** Opening Given data block **
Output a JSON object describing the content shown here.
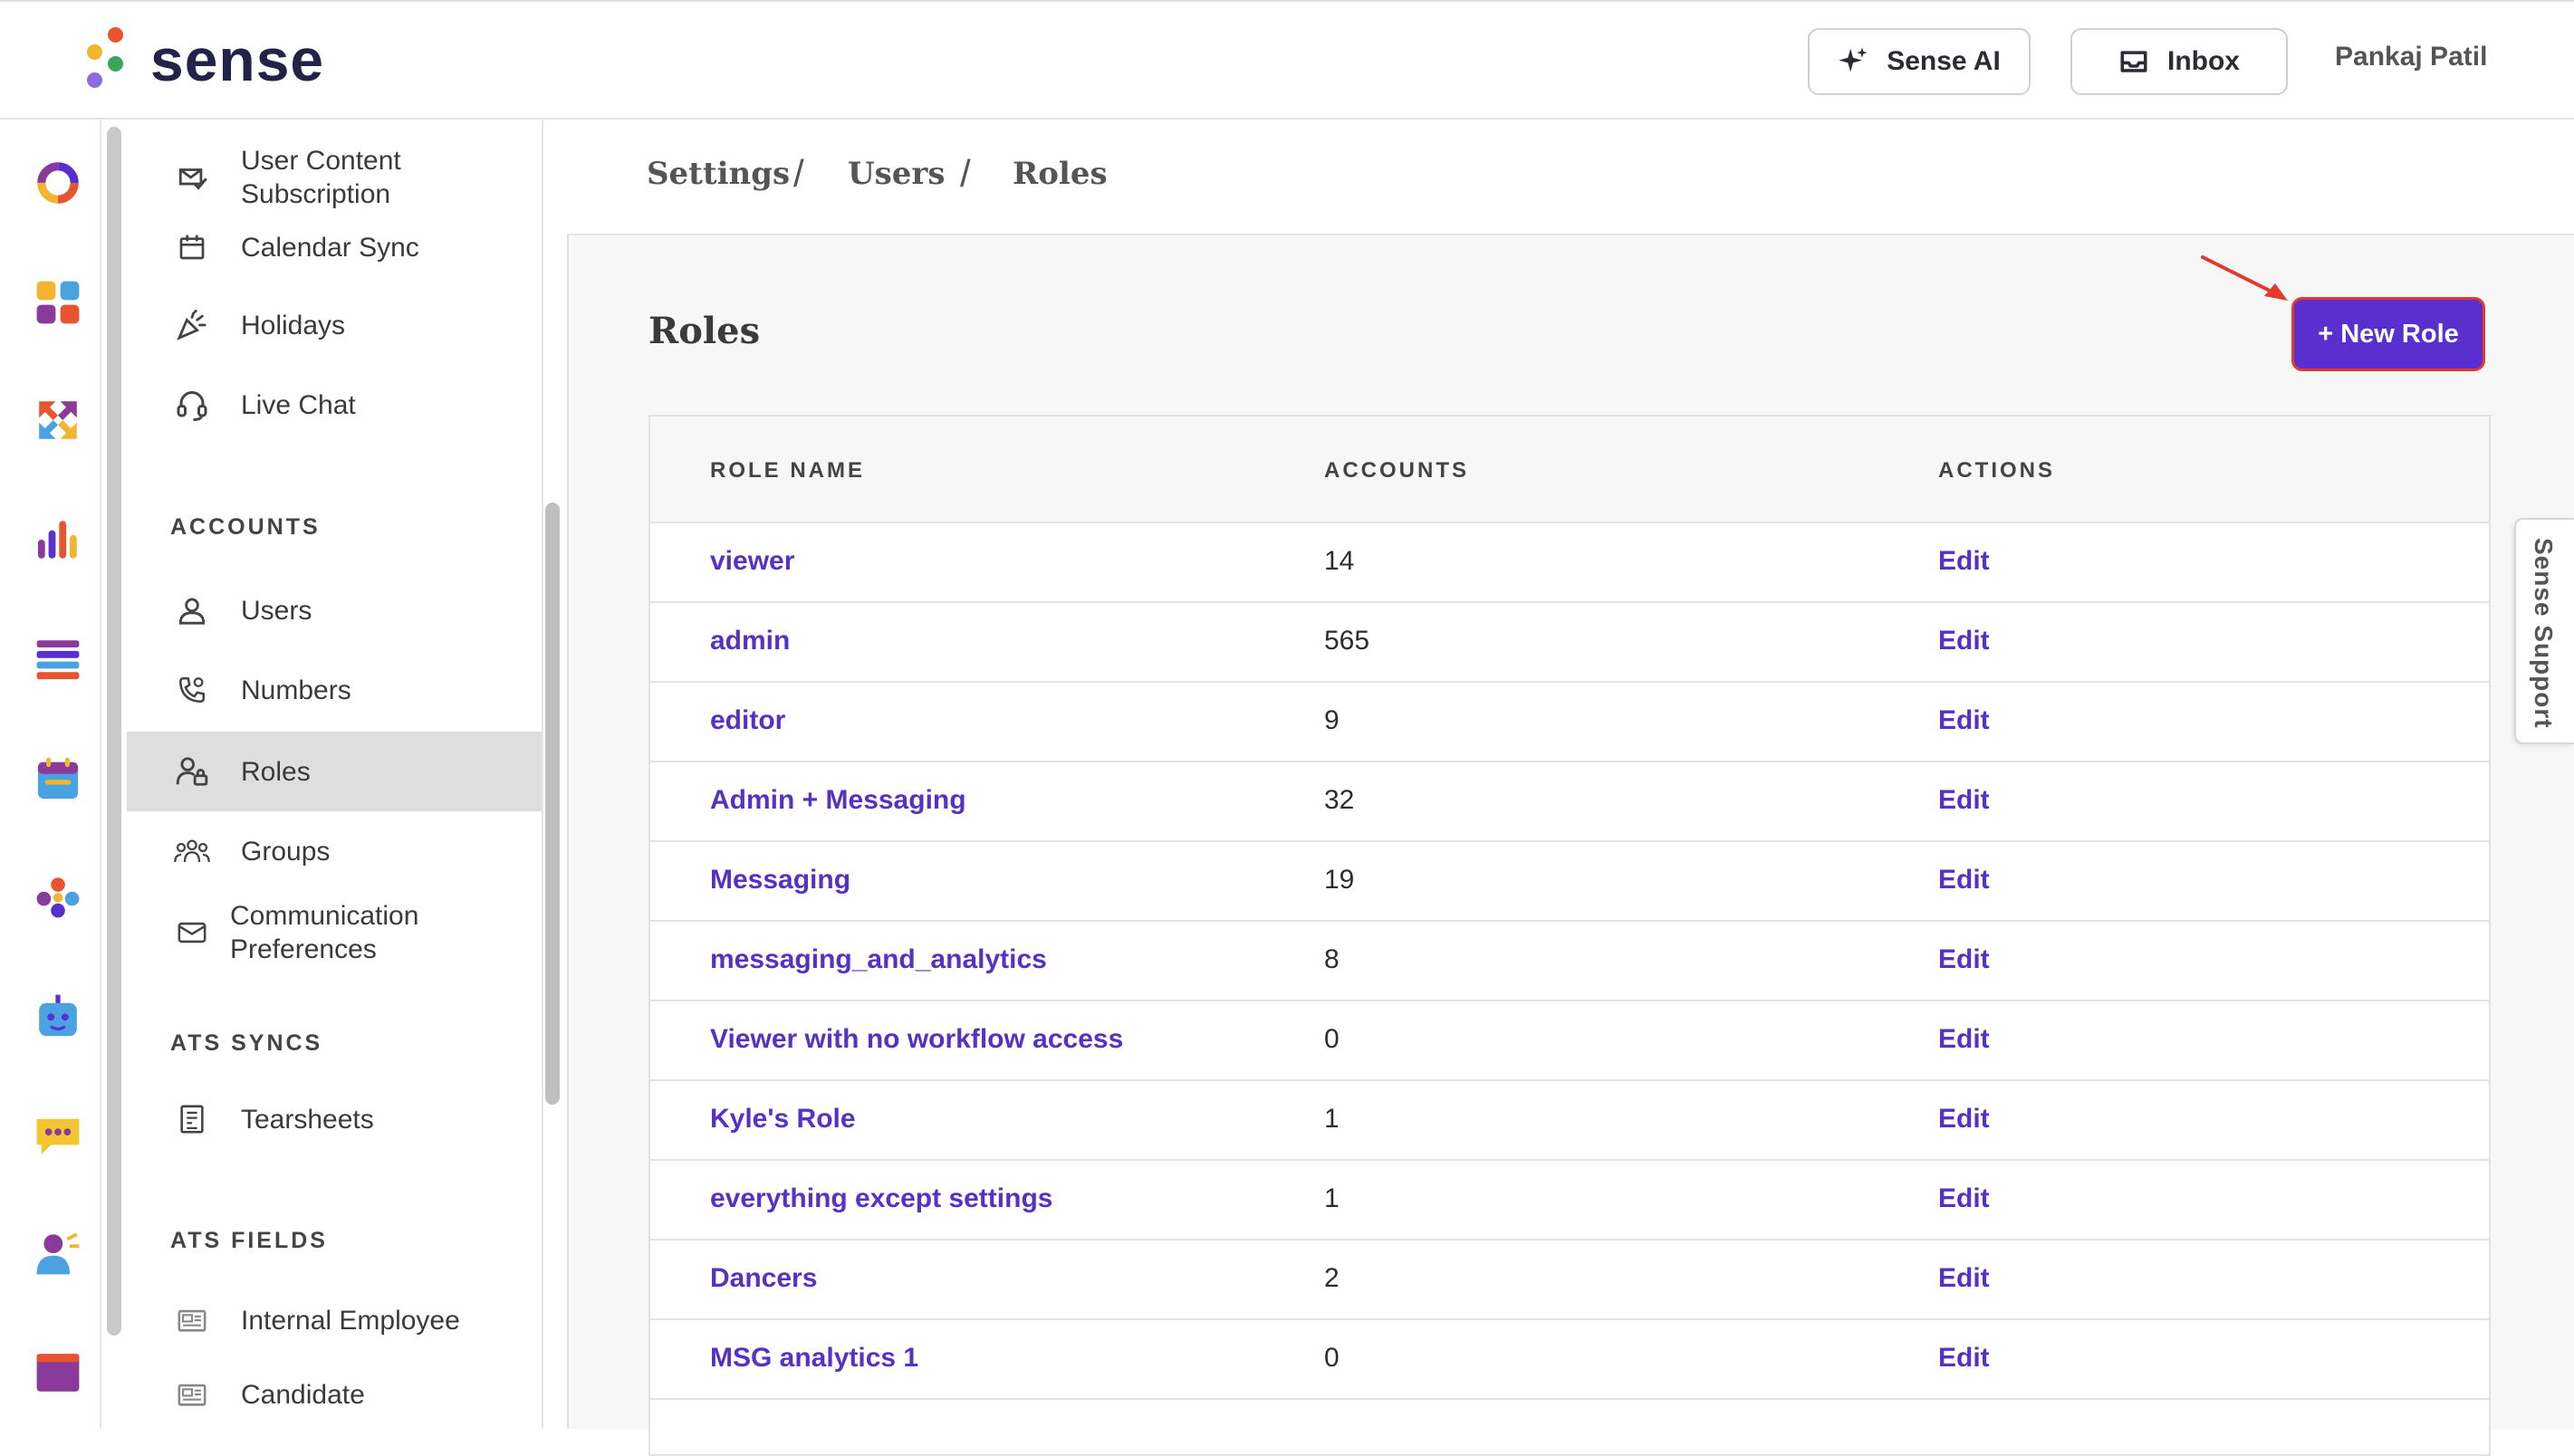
{
  "brand": {
    "name": "sense"
  },
  "topbar": {
    "sense_ai_label": "Sense AI",
    "inbox_label": "Inbox",
    "user_name": "Pankaj Patil"
  },
  "rail": {
    "icons": [
      "dashboard-ring-icon",
      "apps-grid-icon",
      "arrows-exchange-icon",
      "bar-chart-icon",
      "list-icon",
      "calendar-icon",
      "people-network-icon",
      "chatbot-icon",
      "chat-bubble-icon",
      "contact-person-icon",
      "browser-window-icon"
    ]
  },
  "sidebar": {
    "items_top": [
      {
        "label": "User Content\nSubscription",
        "icon": "mail-check-icon"
      },
      {
        "label": "Calendar Sync",
        "icon": "calendar-icon"
      },
      {
        "label": "Holidays",
        "icon": "party-popper-icon"
      },
      {
        "label": "Live Chat",
        "icon": "headset-icon"
      }
    ],
    "accounts_heading": "ACCOUNTS",
    "accounts_items": [
      {
        "label": "Users",
        "icon": "user-icon"
      },
      {
        "label": "Numbers",
        "icon": "phone-icon"
      },
      {
        "label": "Roles",
        "icon": "user-lock-icon",
        "active": true
      },
      {
        "label": "Groups",
        "icon": "group-icon"
      },
      {
        "label": "Communication\nPreferences",
        "icon": "envelope-icon"
      }
    ],
    "ats_syncs_heading": "ATS SYNCS",
    "ats_syncs_items": [
      {
        "label": "Tearsheets",
        "icon": "tearsheet-icon"
      }
    ],
    "ats_fields_heading": "ATS FIELDS",
    "ats_fields_items": [
      {
        "label": "Internal Employee",
        "icon": "field-card-icon"
      },
      {
        "label": "Candidate",
        "icon": "field-card-icon"
      }
    ]
  },
  "breadcrumb": [
    "Settings",
    "Users",
    "Roles"
  ],
  "main": {
    "title": "Roles",
    "new_role_label": "+ New Role"
  },
  "table": {
    "headers": [
      "ROLE NAME",
      "ACCOUNTS",
      "ACTIONS"
    ],
    "rows": [
      {
        "name": "viewer",
        "accounts": "14",
        "action": "Edit"
      },
      {
        "name": "admin",
        "accounts": "565",
        "action": "Edit"
      },
      {
        "name": "editor",
        "accounts": "9",
        "action": "Edit"
      },
      {
        "name": "Admin + Messaging",
        "accounts": "32",
        "action": "Edit"
      },
      {
        "name": "Messaging",
        "accounts": "19",
        "action": "Edit"
      },
      {
        "name": "messaging_and_analytics",
        "accounts": "8",
        "action": "Edit"
      },
      {
        "name": "Viewer with no workflow access",
        "accounts": "0",
        "action": "Edit"
      },
      {
        "name": "Kyle's Role",
        "accounts": "1",
        "action": "Edit"
      },
      {
        "name": "everything except settings",
        "accounts": "1",
        "action": "Edit"
      },
      {
        "name": "Dancers",
        "accounts": "2",
        "action": "Edit"
      },
      {
        "name": "MSG analytics 1",
        "accounts": "0",
        "action": "Edit"
      }
    ]
  },
  "support_tab": {
    "label": "Sense Support"
  },
  "colors": {
    "accent": "#5a2fd0",
    "link": "#5532c4",
    "highlight_border": "#e23a2c"
  }
}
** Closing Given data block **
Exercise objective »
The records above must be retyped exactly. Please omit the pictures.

Response to the task »
Output a JSON object describing the content shown here.
{
  "brand": {
    "name": "sense"
  },
  "topbar": {
    "sense_ai_label": "Sense AI",
    "inbox_label": "Inbox",
    "user_name": "Pankaj Patil"
  },
  "rail": {
    "icons": [
      "dashboard-ring-icon",
      "apps-grid-icon",
      "arrows-exchange-icon",
      "bar-chart-icon",
      "list-icon",
      "calendar-icon",
      "people-network-icon",
      "chatbot-icon",
      "chat-bubble-icon",
      "contact-person-icon",
      "browser-window-icon"
    ]
  },
  "sidebar": {
    "items_top": [
      {
        "label": "User Content\nSubscription",
        "icon": "mail-check-icon"
      },
      {
        "label": "Calendar Sync",
        "icon": "calendar-icon"
      },
      {
        "label": "Holidays",
        "icon": "party-popper-icon"
      },
      {
        "label": "Live Chat",
        "icon": "headset-icon"
      }
    ],
    "accounts_heading": "ACCOUNTS",
    "accounts_items": [
      {
        "label": "Users",
        "icon": "user-icon"
      },
      {
        "label": "Numbers",
        "icon": "phone-icon"
      },
      {
        "label": "Roles",
        "icon": "user-lock-icon",
        "active": true
      },
      {
        "label": "Groups",
        "icon": "group-icon"
      },
      {
        "label": "Communication\nPreferences",
        "icon": "envelope-icon"
      }
    ],
    "ats_syncs_heading": "ATS SYNCS",
    "ats_syncs_items": [
      {
        "label": "Tearsheets",
        "icon": "tearsheet-icon"
      }
    ],
    "ats_fields_heading": "ATS FIELDS",
    "ats_fields_items": [
      {
        "label": "Internal Employee",
        "icon": "field-card-icon"
      },
      {
        "label": "Candidate",
        "icon": "field-card-icon"
      }
    ]
  },
  "breadcrumb": [
    "Settings",
    "Users",
    "Roles"
  ],
  "main": {
    "title": "Roles",
    "new_role_label": "+ New Role"
  },
  "table": {
    "headers": [
      "ROLE NAME",
      "ACCOUNTS",
      "ACTIONS"
    ],
    "rows": [
      {
        "name": "viewer",
        "accounts": "14",
        "action": "Edit"
      },
      {
        "name": "admin",
        "accounts": "565",
        "action": "Edit"
      },
      {
        "name": "editor",
        "accounts": "9",
        "action": "Edit"
      },
      {
        "name": "Admin + Messaging",
        "accounts": "32",
        "action": "Edit"
      },
      {
        "name": "Messaging",
        "accounts": "19",
        "action": "Edit"
      },
      {
        "name": "messaging_and_analytics",
        "accounts": "8",
        "action": "Edit"
      },
      {
        "name": "Viewer with no workflow access",
        "accounts": "0",
        "action": "Edit"
      },
      {
        "name": "Kyle's Role",
        "accounts": "1",
        "action": "Edit"
      },
      {
        "name": "everything except settings",
        "accounts": "1",
        "action": "Edit"
      },
      {
        "name": "Dancers",
        "accounts": "2",
        "action": "Edit"
      },
      {
        "name": "MSG analytics 1",
        "accounts": "0",
        "action": "Edit"
      }
    ]
  },
  "support_tab": {
    "label": "Sense Support"
  },
  "colors": {
    "accent": "#5a2fd0",
    "link": "#5532c4",
    "highlight_border": "#e23a2c"
  }
}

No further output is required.